A few words from your Wesley Nurse: Zika Virus

By Rhonda Hunnicutt, RN, Wesley Nurse

I don't think anyone would argue what beautiful weather we had this spring. I've lived in and traveled to different areas of the country and the world, and the proud Texan in me thinks there's nothing more beautiful than our own Texas bluebonnets, Indian paintbrushes and other wildflowers blooming in all of God's majesty. The spring flowers have faded now, and in their place are those pesky little mosquitos.

Last year brought light to a species of mosquitoes and the frightening advent of the Zika virus, moving out of Africa and Southeast Asia towards South and Central America. It is important to note that although there have been small numbers of the Aedes mosquitos detected in southern states, there are currently no locally acquired vector-borne cases in the U.S. And the same mosquitoes that carry Zika, also carry the dengue and chikungunya viruses that we've heard about in past years. There are cases of Zika that have been diagnosed in the U.S. but have occurred from a person traveling to one of the areas previously mentioned and re-entering the country.

What we know about Zika is still evolving, but what we do know is that there has been a surge of microcephaly – a condition in which a baby's head is abnormally small due to abnormal brain development – in infants born to mothers who live or traveled in the aforementioned areas. There have also been cases in the U.S. linked to sexual transmission. New information also indicates that there may be a connection between contracting Zika and Guillan-Barre syndrome, a rare illness affecting a person's nervous system.

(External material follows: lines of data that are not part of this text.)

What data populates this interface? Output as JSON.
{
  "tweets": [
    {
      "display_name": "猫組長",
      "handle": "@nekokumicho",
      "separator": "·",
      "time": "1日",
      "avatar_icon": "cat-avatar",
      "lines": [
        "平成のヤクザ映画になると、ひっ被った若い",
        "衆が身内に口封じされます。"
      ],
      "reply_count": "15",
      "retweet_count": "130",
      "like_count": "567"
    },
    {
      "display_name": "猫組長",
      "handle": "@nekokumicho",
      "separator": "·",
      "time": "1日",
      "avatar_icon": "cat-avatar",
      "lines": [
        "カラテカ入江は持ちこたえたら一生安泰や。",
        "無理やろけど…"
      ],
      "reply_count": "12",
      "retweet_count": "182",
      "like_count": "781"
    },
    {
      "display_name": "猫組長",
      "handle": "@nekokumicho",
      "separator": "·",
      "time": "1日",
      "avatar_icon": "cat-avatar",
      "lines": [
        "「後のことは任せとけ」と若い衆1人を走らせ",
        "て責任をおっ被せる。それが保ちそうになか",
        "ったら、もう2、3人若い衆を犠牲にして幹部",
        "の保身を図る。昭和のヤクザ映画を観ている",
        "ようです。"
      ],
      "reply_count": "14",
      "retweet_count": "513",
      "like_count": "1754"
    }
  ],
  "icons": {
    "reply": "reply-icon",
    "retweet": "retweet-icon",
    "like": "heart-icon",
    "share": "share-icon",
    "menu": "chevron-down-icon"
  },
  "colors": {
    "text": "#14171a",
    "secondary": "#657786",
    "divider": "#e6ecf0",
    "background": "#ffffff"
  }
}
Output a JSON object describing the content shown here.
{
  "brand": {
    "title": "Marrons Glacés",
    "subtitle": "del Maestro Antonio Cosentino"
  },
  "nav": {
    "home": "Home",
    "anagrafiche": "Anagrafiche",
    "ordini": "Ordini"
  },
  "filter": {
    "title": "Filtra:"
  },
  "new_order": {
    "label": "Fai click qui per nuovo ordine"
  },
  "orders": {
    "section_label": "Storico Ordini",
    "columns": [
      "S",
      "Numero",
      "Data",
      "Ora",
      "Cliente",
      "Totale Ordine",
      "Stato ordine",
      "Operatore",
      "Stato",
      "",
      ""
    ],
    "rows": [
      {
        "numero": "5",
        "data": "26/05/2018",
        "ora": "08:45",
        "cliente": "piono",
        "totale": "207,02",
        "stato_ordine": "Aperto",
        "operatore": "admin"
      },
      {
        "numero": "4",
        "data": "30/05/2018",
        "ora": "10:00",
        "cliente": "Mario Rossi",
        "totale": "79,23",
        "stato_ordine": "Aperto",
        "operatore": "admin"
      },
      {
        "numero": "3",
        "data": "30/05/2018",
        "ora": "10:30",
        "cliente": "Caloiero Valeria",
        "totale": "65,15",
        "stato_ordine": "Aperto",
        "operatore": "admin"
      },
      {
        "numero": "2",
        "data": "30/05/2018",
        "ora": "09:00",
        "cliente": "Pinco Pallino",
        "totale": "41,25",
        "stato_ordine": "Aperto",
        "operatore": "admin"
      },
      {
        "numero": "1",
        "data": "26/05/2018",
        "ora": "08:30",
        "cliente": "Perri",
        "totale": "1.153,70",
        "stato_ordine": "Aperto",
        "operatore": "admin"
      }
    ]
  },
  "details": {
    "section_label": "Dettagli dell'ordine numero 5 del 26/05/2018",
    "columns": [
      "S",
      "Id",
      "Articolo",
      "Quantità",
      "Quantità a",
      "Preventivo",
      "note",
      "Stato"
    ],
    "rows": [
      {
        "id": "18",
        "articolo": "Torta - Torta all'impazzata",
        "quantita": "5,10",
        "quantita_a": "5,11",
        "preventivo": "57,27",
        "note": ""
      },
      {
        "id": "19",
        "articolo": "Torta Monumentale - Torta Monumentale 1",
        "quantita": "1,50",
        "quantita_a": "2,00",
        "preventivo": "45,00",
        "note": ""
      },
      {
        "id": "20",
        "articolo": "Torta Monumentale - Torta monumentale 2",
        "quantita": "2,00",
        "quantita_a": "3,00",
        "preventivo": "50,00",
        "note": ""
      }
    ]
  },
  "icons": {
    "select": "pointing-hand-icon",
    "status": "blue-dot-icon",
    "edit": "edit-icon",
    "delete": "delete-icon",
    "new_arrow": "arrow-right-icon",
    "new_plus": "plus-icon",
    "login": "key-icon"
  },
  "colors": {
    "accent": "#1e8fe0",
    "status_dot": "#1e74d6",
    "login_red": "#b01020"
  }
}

Zika is spread as the female Aedes mosquito bites an infected person, then goes on to bite another person where it is believed the virus is thereby transferred. These mosquitoes are aggressive, biting at all hours of the day. They like ankles and elbows, especially during the day. As with most things, simple steps can reduce or eliminate risks from biting insects. Prevention and avoidance are important. With our previous blessed rainfall, standing water is a bountiful breeding ground for mosquitos. Remember to empty containers of standing water frequently, even small ones. Pet water dishes, flower pot trays, old tires or other objects in the yard are favorite places for mosquitoes to lay eggs. Using an insect repellent is imperative in preventing mosquito bites, just make sure to read and follow the directions carefully and reapply as recommended. If you will be using both sunscreen and an insect repellent, apply the sunscreen first.

I encourage everyone to visit the Centers for Disease Control and Prevention's website; there is a wealth of information available on the Zika virus: http://www.cdc.gov/zika/index.html. Zika has been around in other countries since 1947, so the fact that we're just now seeing cases closer to home is surprising. The more we read and learn, the better we're equipped to deal with this virus. Until next time, be well and be blessed.

Rhonda Hunnicutt, RN, is a Wesley Nurse with Methodist Healthcare Ministries of South Texas, Inc. Methodist Healthcare Ministries' Wesley Nurse program is a faith-based, holistic health and wellness program committed to serving the least-served through education, health promotion and collaboration with individuals and communities to achieve improved wellness through self-empowerment. Learn more at www.mhm.org/programs/health-ministries